Task brief:
The answer should be each line of the records that contains the word "Site"; please copy them all.

Record set:
==========

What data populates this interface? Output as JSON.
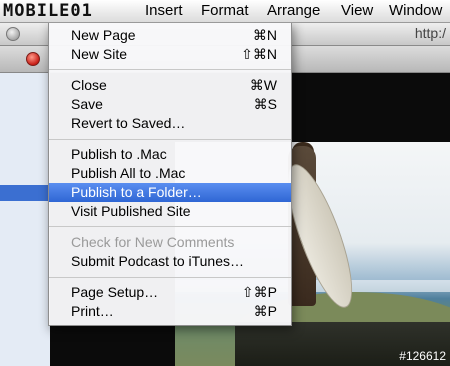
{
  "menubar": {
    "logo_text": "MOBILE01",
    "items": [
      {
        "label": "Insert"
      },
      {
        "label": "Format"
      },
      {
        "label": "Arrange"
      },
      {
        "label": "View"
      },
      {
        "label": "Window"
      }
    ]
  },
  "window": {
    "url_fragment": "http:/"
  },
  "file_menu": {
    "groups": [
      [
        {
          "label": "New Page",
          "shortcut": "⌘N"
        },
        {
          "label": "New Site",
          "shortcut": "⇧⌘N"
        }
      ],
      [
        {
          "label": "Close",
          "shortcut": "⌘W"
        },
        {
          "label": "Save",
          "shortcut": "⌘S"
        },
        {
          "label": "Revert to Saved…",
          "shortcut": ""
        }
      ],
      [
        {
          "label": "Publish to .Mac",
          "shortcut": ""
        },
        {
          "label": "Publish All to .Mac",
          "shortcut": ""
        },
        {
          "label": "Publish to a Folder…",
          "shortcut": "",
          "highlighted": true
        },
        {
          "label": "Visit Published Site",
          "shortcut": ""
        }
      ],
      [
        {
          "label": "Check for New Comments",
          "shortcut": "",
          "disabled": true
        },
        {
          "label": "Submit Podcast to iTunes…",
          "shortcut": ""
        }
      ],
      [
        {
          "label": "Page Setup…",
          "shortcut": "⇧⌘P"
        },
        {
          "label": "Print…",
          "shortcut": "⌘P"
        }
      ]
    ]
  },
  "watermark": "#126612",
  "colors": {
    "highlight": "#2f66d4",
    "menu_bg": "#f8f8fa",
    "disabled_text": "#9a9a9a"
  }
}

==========

Solved problem:
          "label": "New Site",
          "label": "Visit Published Site",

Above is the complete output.